Might that finally change? In an interview, Sen. Richard Blumenthal (D-Conn.) noted that a confluence of events have come together in a potentially new way.
Democrats control Congress and the White House. President Biden himself was tapped by then-President Barack Obama to lead the failed effort at gun reform after the 2012 massacre at Sandy Hook Elementary. A stronger and more media-savvy youth movement has been galvanized by school shootings such as the one in Parkland, Fla.
And, perhaps above all else, Democrats are thinking seriously about reforming the filibuster, with Biden himself proclaiming a willingness to contemplate it.
“This time feels different,” Blumenthal told us, citing a “grass-roots movement of unparalleled power, led by a new generation, that’s already produced wins in congressional races, with candidates explicitly advocating for gun violence prevention.”
And, Blumenthal pointed out, the travails of the National Rifle Association show opponents of gun reform “losing their grip on Congress.”
Blumenthal also noted that Biden and Senate Majority Leader Charles E. Schumer (D-N.Y.) have both declared an intention to act. Schumer said Tuesday that “the Senate is going to debate and address the epidemic of gun violence in this country.” And Biden urged the House and Senate to “act,” calling for a ban on assault weapons.
History, of course, won’t make you too optimistic. If there were ever a time when it might have happened, it was with the Manchin-Toomey universal background check bill.
That proposal came after the unparalleled horror of Sandy Hook, when 20 children were murdered. It got the support of the reddest of red-state Democrats (Sen. Joe Manchin III of West Virginia) and a Republican from a swing state with many rural gun owners (Sen. Patrick J. Toomey of Pennsylvania).
Background checks regularly received the support of more than 80 percent of the public in polls. What’s more, this proposal was even more modest than the one that just passed the House. And it did none of the things that garner more Republican opposition — banning assault weapons, limiting the number of guns people can buy, requiring more stringent licensing.
But not even that could survive the filibuster. It got 54 Senate votes and died because it couldn’t get to the 60-vote supermajority.
Even after this latest shooting, Senate Minority Leader Mitch McConnell (R-Ky.) quickly signaled GOP opposition. He claimed that he’s “open to the discussion” but immediately said he’d oppose anything that “doesn’t work,” which is what Republicans will say no matter what is proposed, just as Cruz already has.
The big question is whether the pile-up of proposals like this — ones such as gun reform, voting rights protections, climate legislation, etc. — falling victim to the filibuster is finally enough to force Democrats to reform or eliminate it.
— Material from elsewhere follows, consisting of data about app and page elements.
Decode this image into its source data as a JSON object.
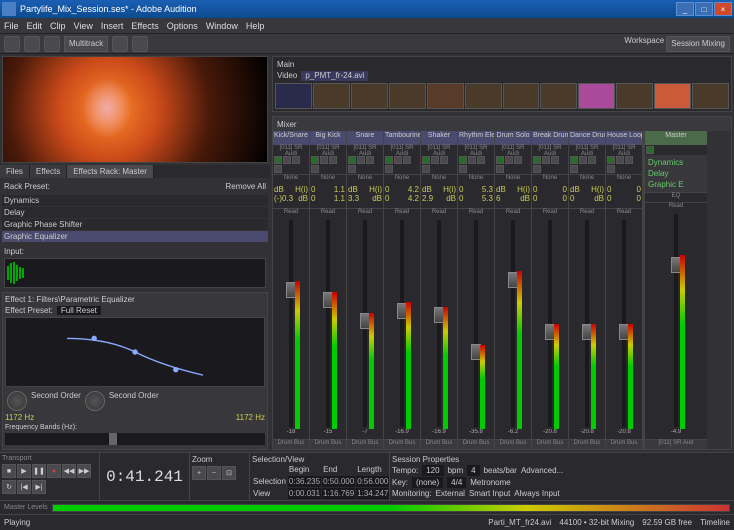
{
  "titlebar": {
    "title": "Partylife_Mix_Session.ses* - Adobe Audition"
  },
  "menu": [
    "File",
    "Edit",
    "Clip",
    "View",
    "Insert",
    "Effects",
    "Options",
    "Window",
    "Help"
  ],
  "toolbar": {
    "mode": "Multitrack"
  },
  "workspace": {
    "label": "Workspace",
    "preset": "Session Mixing"
  },
  "left_tabs": [
    "Files",
    "Effects",
    "Effects Rack: Master"
  ],
  "fx_rack": {
    "preset_label": "Rack Preset:",
    "remove": "Remove All",
    "title": "Effect 1: Filters\\Parametric Equalizer",
    "effect_preset_label": "Effect Preset:",
    "effect_preset": "Full Reset",
    "items": [
      "Dynamics",
      "Delay",
      "Graphic Phase Shifter",
      "Graphic Equalizer"
    ],
    "order1": "Second Order",
    "order2": "Second Order",
    "hz1": "1172 Hz",
    "hz2": "1172 Hz",
    "freq_bands": "Frequency Bands (Hz):",
    "input_label": "Input:"
  },
  "timeline": {
    "panel": "Main",
    "video_label": "Video",
    "clip": "p_PMT_fr-24.avi"
  },
  "mixer": {
    "panel": "Mixer",
    "track_sub": "[011] SR Audi",
    "insert": "None",
    "read": "Read",
    "out": "Drum Bus",
    "out_master": "[011] SR Aud",
    "tracks": [
      {
        "name": "Kick/Snare L",
        "db": -18.0,
        "r1": "dB",
        "r2": "H(i)",
        "r3": "(-)0.3",
        "r4": "dB",
        "meter": 70,
        "fader": 30
      },
      {
        "name": "Big Kick",
        "db": -15.0,
        "r1": "0",
        "r2": "1.1",
        "r3": "0",
        "r4": "1.1",
        "meter": 65,
        "fader": 35
      },
      {
        "name": "Snare",
        "db": -7.0,
        "r1": "dB",
        "r2": "H(i)",
        "r3": "3.3",
        "r4": "dB",
        "meter": 55,
        "fader": 45
      },
      {
        "name": "Tambourine",
        "db": -16.9,
        "r1": "0",
        "r2": "4.2",
        "r3": "0",
        "r4": "4.2",
        "meter": 60,
        "fader": 40
      },
      {
        "name": "Shaker",
        "db": -16.9,
        "r1": "dB",
        "r2": "H(i)",
        "r3": "2.9",
        "r4": "dB",
        "meter": 58,
        "fader": 42
      },
      {
        "name": "Rhythm Ele",
        "db": -35.8,
        "r1": "0",
        "r2": "5.3",
        "r3": "0",
        "r4": "5.3",
        "meter": 40,
        "fader": 60
      },
      {
        "name": "Drum Solo",
        "db": -6.2,
        "r1": "dB",
        "r2": "H(i)",
        "r3": "6",
        "r4": "dB",
        "meter": 75,
        "fader": 25
      },
      {
        "name": "Break Drum",
        "db": -20.8,
        "r1": "0",
        "r2": "0",
        "r3": "0",
        "r4": "0",
        "meter": 50,
        "fader": 50
      },
      {
        "name": "Dance Drum",
        "db": -20.8,
        "r1": "dB",
        "r2": "H(i)",
        "r3": "0",
        "r4": "dB",
        "meter": 50,
        "fader": 50
      },
      {
        "name": "House Loop",
        "db": -20.8,
        "r1": "0",
        "r2": "0",
        "r3": "0",
        "r4": "0",
        "meter": 50,
        "fader": 50
      }
    ],
    "master": {
      "name": "Master",
      "db": -4.9,
      "fx": [
        "Dynamics",
        "Delay",
        "Graphic E"
      ],
      "eq": "EQ",
      "read": "Read"
    }
  },
  "transport": {
    "title": "Transport",
    "time": "0:41.241",
    "zoom": "Zoom",
    "selview": {
      "title": "Selection/View",
      "begin": "Begin",
      "end": "End",
      "length": "Length",
      "sel": [
        "Selection",
        "0:36.235",
        "0:50.000",
        "0:56.000"
      ],
      "view": [
        "View",
        "0:00.031",
        "1:16.769",
        "1:34.247"
      ]
    }
  },
  "session": {
    "title": "Session Properties",
    "tempo_label": "Tempo:",
    "tempo": "120",
    "bpm": "bpm",
    "beats": "4",
    "beatbar": "beats/bar",
    "adv": "Advanced...",
    "key_label": "Key:",
    "key": "(none)",
    "time_label": "4/4",
    "metro": "Metronome",
    "mon_label": "Monitoring:",
    "mon1": "External",
    "mon2": "Smart Input",
    "mon3": "Always Input"
  },
  "master_levels": "Master Levels",
  "status": {
    "state": "Playing",
    "disk": "44100 • 32-bit Mixing",
    "file": "Parti_MT_fr24.avi",
    "free": "92.59 GB free",
    "tc": "Timeline"
  }
}
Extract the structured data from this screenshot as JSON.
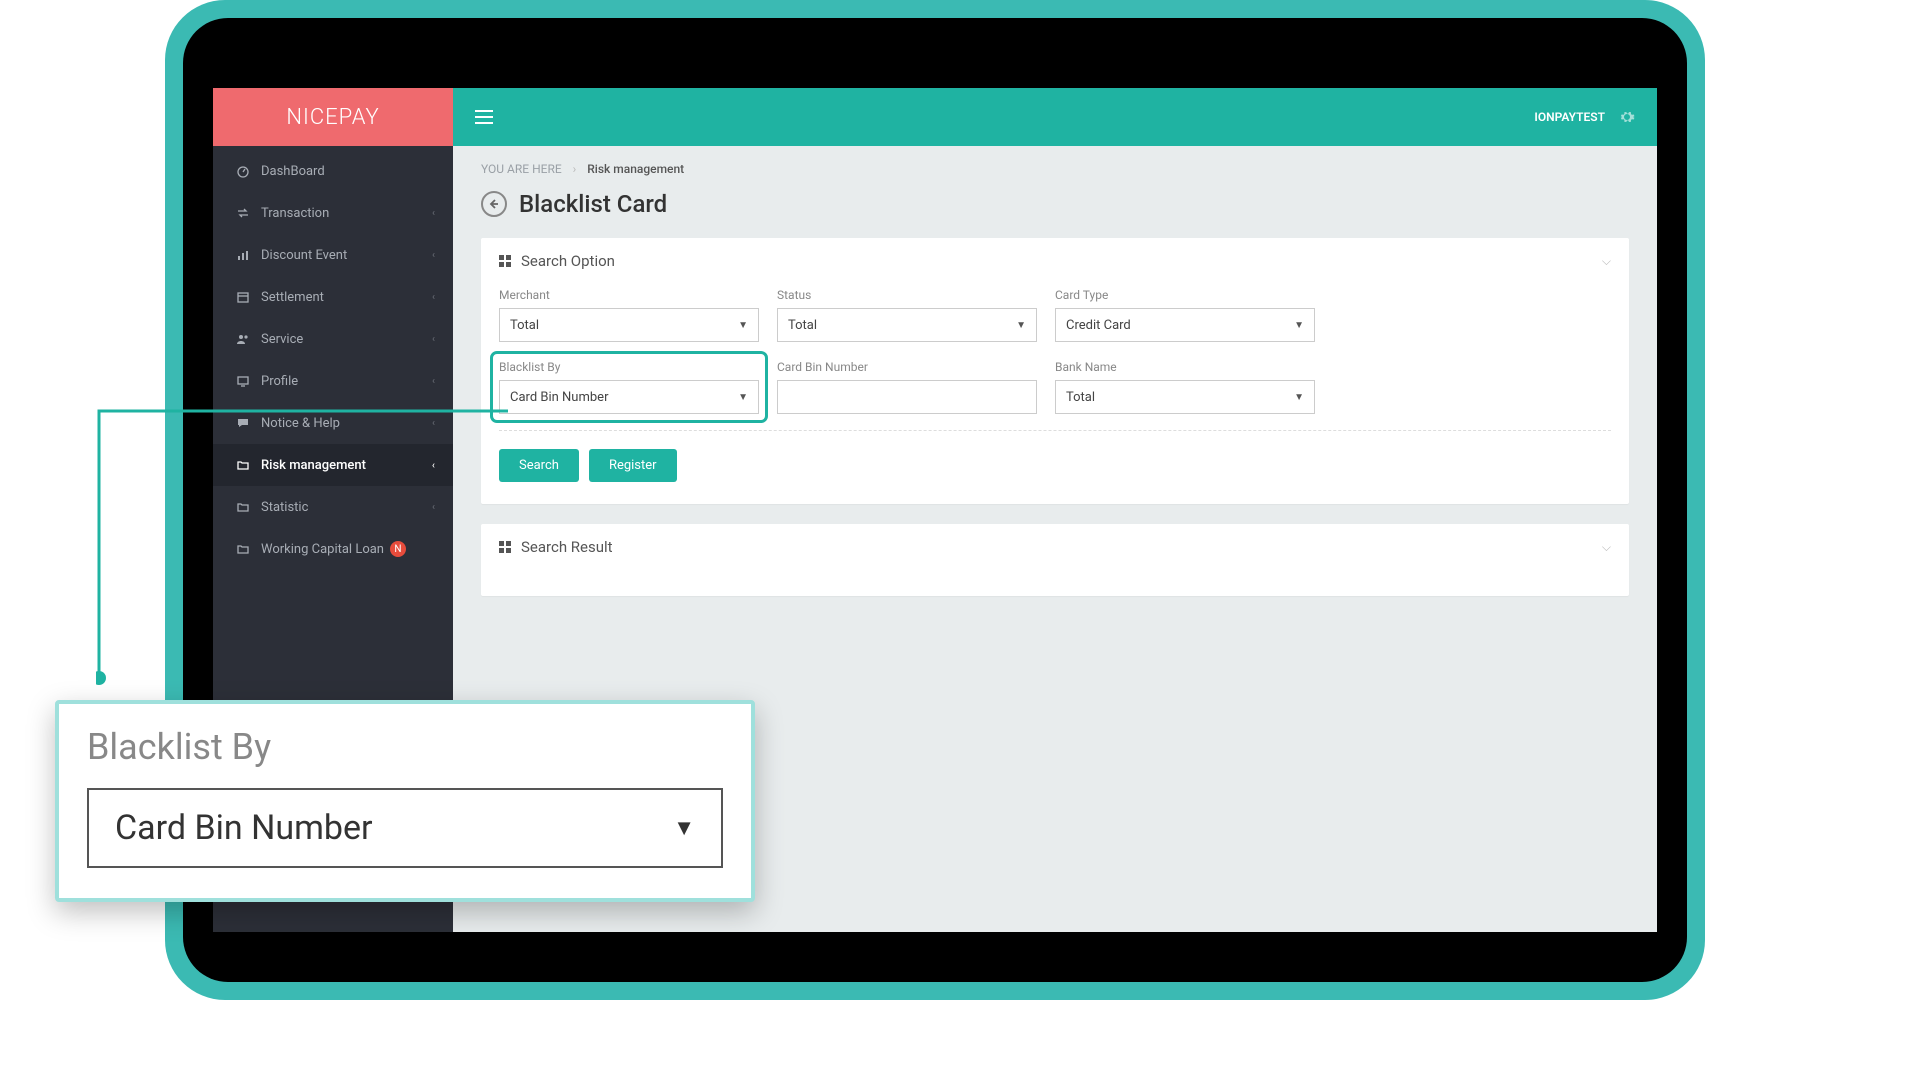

Blumenthal told us a new overlap of interests among Democrats might help. The escalation of GOP voter suppression tactics everywhere has focused their minds on the need for sweeping voting rights legislation.
Meanwhile, the gun carnage is mounting. If enough legislation dies at the hands of the filibuster, Blumenthal argued, the pressure could build.
“The combination of voting rights and gun violence and a number of other causes failing simply because of the filibuster is a really powerful argument for filibuster reform,” Blumenthal said.
It has become clear that only with filibuster reform could an actual debate and negotiation take place. Manchin, who says he doesn’t support the House background check bill because it doesn’t have enough of a carve-out for people who know each other, could have his voice heard.
Manchin could negotiate different language and different provisions, and a variety of senators, both Democrat and Republican, could have input until they arrive at a bill that has majority support.
But that can’t happen if Republicans know they can kill a bill on arrival with the filibuster. And changing that will almost certainly require Democrats such as Manchin and Sen. Kyrsten Sinema of Arizona to be willing to entertain reform or elimination.
Said Blumenthal: “Some of my colleagues will have to see that it is a precondition that is necessary for progress in so many areas that otherwise will be stymied.”